Task item –
Check each line of the entries below for the string "icon"; copy every line where it appears.

(Web page and app entries)
--

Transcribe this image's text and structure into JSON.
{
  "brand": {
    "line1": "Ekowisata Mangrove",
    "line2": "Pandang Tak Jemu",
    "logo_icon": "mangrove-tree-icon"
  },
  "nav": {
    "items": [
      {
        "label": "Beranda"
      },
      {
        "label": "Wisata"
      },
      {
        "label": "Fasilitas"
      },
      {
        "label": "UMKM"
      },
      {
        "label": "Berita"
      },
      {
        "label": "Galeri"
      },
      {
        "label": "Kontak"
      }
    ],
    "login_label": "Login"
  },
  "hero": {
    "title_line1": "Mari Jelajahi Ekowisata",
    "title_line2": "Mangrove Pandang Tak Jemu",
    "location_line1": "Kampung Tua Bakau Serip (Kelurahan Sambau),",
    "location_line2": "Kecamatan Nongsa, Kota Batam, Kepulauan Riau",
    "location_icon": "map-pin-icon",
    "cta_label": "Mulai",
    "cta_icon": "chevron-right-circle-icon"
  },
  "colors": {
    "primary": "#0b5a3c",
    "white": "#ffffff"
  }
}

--

Finished exercise –
    "logo_icon": "mangrove-tree-icon"
    "location_icon": "map-pin-icon",
    "cta_icon": "chevron-right-circle-icon"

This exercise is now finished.